The first point on the chart is the ten-game mark, and at the twenty-game mark, you'll see the second line appear. It's crazy to see the same team have one twenty-game stretch at -4.3 and another twenty-game stretch at +6.5. That's just a massive difference. In terms of looking to the playoffs, it's quite encouraging that even after a decline from their peak, the Barons have been consistently in the positive after getting over their early-season doldrums.

As for the team's attendance... let's take a look at the three-game average:


Just brutal. I recognize that Oklahoma City is a tough market, especially since the Barons are trying to change the hockey-consuming culture from "everything is free" (i.e. life with the Blazers) to "people really ought to pay for tickets". So if you're looking for a positive, it's that these numbers do reflect actual buyers.

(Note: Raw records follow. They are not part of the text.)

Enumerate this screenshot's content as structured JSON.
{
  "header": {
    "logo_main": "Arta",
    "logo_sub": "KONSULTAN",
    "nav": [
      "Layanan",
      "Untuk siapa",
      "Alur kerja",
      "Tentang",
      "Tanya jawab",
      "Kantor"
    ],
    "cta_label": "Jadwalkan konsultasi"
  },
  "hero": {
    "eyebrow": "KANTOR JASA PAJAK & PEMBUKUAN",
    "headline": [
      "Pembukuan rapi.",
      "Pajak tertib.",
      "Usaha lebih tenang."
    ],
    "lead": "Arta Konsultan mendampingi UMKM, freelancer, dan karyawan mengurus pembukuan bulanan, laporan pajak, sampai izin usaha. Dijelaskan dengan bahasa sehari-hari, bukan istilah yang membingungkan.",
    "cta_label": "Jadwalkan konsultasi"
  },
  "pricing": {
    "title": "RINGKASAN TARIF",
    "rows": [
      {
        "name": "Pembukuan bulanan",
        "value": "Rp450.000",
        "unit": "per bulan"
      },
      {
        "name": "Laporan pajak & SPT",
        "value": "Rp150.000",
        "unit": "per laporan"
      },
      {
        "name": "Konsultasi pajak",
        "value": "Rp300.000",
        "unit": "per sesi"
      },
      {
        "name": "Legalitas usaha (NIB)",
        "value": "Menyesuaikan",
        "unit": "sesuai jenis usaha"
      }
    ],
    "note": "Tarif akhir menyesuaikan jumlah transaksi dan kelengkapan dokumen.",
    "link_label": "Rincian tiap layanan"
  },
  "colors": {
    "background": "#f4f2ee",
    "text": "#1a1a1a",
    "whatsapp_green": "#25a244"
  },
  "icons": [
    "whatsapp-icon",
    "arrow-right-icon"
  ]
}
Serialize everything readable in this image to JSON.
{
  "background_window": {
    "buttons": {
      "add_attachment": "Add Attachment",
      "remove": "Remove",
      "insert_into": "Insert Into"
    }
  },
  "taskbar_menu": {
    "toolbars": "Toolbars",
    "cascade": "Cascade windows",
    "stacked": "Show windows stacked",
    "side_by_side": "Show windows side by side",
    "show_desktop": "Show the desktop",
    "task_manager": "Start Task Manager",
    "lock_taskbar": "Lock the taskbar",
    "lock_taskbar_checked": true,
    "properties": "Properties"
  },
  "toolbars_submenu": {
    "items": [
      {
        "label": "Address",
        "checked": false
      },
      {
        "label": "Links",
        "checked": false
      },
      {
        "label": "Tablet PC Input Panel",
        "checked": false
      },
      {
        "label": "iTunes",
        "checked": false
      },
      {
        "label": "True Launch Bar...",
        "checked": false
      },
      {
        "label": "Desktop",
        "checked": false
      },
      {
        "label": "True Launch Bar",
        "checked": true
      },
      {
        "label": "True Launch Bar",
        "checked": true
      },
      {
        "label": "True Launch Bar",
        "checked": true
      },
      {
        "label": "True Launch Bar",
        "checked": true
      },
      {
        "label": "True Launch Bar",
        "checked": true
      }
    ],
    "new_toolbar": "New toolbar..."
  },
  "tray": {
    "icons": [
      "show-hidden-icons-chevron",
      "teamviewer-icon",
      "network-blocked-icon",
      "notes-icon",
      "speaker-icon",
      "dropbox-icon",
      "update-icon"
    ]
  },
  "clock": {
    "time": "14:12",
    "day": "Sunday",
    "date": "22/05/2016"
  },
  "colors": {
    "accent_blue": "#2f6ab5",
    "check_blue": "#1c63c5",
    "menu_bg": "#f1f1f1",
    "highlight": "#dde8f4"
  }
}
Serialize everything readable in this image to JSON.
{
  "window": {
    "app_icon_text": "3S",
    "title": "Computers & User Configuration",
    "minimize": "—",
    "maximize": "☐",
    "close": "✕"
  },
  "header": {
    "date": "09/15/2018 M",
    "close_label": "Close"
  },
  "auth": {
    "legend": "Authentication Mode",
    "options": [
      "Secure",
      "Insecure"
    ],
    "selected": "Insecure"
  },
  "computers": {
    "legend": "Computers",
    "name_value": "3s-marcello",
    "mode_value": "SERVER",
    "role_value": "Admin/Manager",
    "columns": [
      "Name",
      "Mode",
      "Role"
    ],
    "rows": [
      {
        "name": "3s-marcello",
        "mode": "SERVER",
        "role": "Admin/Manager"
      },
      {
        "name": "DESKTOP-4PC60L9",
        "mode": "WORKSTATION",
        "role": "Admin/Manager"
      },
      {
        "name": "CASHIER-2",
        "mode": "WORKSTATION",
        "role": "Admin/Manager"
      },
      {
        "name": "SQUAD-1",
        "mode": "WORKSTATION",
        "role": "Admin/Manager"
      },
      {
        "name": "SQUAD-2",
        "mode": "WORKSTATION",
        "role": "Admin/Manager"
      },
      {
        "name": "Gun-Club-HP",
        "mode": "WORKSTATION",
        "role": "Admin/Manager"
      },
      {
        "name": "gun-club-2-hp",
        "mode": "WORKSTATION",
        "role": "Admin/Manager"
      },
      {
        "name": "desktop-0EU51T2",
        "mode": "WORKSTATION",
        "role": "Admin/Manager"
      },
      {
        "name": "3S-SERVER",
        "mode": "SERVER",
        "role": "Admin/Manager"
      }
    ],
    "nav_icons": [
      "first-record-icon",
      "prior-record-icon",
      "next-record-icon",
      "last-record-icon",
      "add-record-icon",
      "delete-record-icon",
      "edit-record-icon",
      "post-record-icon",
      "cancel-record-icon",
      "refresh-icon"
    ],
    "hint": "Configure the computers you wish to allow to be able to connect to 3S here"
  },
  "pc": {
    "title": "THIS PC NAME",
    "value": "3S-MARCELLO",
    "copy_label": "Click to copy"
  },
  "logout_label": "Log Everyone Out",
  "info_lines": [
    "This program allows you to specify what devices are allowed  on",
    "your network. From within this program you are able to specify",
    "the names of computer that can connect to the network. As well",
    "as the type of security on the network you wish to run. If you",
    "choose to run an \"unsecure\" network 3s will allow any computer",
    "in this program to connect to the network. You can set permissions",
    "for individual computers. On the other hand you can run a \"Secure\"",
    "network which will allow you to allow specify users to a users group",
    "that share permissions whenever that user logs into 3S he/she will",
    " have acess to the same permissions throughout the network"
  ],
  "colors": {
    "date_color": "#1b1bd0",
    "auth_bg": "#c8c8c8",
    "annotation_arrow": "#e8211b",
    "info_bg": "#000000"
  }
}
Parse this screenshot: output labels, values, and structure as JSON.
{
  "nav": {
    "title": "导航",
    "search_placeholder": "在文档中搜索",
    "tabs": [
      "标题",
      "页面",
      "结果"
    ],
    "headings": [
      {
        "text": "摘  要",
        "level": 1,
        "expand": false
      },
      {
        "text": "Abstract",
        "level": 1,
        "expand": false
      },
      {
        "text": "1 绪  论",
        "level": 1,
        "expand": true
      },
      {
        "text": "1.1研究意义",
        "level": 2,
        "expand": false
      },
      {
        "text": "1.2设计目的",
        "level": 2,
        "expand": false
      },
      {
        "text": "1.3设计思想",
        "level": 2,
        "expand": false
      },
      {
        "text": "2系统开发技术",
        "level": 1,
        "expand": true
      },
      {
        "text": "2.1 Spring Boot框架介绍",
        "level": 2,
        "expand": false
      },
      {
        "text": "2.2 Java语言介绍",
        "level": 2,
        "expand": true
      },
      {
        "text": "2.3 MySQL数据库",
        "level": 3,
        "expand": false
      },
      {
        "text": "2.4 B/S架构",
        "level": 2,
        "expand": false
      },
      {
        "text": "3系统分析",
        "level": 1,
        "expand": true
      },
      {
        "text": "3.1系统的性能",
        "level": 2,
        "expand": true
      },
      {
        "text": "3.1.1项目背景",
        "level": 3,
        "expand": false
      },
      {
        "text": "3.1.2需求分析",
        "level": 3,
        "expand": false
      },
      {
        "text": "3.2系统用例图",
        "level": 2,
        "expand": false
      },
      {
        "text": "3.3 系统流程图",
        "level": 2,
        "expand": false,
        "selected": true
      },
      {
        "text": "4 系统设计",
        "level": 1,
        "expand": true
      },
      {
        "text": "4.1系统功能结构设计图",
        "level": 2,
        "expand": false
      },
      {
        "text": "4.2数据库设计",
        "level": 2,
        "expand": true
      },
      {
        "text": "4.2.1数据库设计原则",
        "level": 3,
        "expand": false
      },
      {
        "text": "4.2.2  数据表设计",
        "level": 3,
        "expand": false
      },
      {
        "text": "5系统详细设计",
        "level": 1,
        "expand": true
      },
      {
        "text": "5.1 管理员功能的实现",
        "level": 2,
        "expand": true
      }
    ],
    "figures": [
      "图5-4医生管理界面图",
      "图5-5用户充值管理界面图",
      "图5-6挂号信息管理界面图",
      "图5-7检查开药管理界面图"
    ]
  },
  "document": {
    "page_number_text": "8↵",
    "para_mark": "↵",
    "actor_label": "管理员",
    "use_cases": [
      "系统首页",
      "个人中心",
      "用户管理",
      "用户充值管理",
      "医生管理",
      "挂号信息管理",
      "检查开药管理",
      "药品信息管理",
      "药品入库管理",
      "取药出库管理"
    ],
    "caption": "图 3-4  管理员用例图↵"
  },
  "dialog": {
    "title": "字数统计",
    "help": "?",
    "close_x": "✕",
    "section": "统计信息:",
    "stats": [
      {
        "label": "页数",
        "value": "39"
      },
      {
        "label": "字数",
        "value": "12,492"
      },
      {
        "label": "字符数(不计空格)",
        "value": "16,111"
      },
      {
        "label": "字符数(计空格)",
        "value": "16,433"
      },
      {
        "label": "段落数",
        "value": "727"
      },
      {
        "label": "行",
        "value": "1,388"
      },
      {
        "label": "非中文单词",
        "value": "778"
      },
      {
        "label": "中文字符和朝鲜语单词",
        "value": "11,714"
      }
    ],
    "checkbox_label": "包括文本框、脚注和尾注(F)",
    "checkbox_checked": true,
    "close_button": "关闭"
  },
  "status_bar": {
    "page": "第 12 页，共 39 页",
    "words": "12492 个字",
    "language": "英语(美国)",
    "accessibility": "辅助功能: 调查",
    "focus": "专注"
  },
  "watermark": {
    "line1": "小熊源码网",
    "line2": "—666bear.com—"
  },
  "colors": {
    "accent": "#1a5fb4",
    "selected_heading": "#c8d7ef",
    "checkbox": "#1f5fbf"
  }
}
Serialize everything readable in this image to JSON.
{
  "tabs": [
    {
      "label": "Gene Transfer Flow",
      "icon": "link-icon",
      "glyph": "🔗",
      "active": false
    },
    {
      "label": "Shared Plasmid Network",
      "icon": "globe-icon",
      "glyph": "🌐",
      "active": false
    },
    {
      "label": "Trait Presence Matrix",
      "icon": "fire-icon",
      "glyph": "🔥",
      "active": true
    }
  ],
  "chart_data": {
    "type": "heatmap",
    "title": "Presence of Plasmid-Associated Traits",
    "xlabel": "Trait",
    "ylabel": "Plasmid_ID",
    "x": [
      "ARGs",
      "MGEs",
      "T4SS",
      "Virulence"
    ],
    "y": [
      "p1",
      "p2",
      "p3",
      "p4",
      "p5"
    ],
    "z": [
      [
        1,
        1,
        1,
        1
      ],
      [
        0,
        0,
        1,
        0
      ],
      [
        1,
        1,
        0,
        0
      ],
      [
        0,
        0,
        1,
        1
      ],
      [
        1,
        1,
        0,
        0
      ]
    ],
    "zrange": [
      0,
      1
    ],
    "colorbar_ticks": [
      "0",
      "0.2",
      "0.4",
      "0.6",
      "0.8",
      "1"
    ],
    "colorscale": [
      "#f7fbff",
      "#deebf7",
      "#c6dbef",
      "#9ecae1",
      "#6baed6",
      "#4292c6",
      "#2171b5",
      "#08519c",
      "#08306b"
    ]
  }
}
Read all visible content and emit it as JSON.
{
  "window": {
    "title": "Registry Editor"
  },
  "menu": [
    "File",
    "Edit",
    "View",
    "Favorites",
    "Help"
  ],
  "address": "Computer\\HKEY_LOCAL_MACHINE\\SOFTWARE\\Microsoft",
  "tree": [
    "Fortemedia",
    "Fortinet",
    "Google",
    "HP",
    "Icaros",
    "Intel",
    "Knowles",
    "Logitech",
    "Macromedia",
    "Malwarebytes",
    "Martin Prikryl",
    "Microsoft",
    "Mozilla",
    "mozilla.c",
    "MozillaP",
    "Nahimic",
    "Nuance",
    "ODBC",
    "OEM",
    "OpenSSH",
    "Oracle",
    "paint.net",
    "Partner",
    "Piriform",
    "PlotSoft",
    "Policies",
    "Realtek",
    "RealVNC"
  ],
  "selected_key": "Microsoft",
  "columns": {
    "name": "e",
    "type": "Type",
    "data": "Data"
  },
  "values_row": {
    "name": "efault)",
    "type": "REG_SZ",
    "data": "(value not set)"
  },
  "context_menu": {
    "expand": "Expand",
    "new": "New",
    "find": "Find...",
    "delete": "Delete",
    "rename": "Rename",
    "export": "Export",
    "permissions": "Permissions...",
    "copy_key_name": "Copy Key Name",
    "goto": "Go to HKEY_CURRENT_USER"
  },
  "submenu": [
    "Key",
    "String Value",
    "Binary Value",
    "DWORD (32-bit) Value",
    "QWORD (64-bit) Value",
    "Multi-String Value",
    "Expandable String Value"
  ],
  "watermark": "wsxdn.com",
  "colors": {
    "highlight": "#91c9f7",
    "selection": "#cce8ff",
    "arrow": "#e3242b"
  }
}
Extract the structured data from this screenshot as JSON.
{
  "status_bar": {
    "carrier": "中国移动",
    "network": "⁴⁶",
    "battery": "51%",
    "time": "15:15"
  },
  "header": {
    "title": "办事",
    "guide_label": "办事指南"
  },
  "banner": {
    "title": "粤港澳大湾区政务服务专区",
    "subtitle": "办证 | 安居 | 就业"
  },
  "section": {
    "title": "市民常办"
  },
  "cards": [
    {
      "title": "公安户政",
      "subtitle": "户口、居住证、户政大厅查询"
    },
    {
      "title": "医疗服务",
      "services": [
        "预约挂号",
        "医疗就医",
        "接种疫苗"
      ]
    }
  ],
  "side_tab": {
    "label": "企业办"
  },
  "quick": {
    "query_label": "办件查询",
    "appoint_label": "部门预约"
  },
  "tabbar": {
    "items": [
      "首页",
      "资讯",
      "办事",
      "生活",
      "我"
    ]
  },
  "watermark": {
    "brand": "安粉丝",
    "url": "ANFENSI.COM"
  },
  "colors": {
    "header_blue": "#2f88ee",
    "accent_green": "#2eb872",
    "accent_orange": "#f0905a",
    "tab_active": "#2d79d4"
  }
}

But there aren't enough of them, and the trend isn't good. The Barons averaged just 3,684 fans per game this season, 26th (out of 30) in the AHL and an 11% decline from last season when they averaged 4,155 fans per game. If you ditch the first and last game of the season, the decline isn't quite as bad (just under 8%), but it's hard to see how this is moving in the right direction. The decline is even more ghastly when you consider the fact that the Barons didn't need to compete with the NBA for the first part of the season, and that the team is winning about as much as you could possibly hope for.

It will be interesting to see what kind of interest the Barons get in the playoffs. Last season, the playoffs were very poorly attended with the Barons averaging just 2,554 fans in their three home playoff games. Will a really good team and (possibly) a longer playoff run help? You'd like to hope so, and if it happens, that would be great news, but I don't think it's overly critical if it doesn't. Will it help them with sales for next season? The future of AHL hockey in Oklahoma City probably depends on it. With attendance falling below 4,000 fans per game, the agreement between the AHL team and the city can be terminated. I'd be very surprised to see that happen this off-season, but if the downward trend in attendance continues for another year, you'd have to think that it would be considered.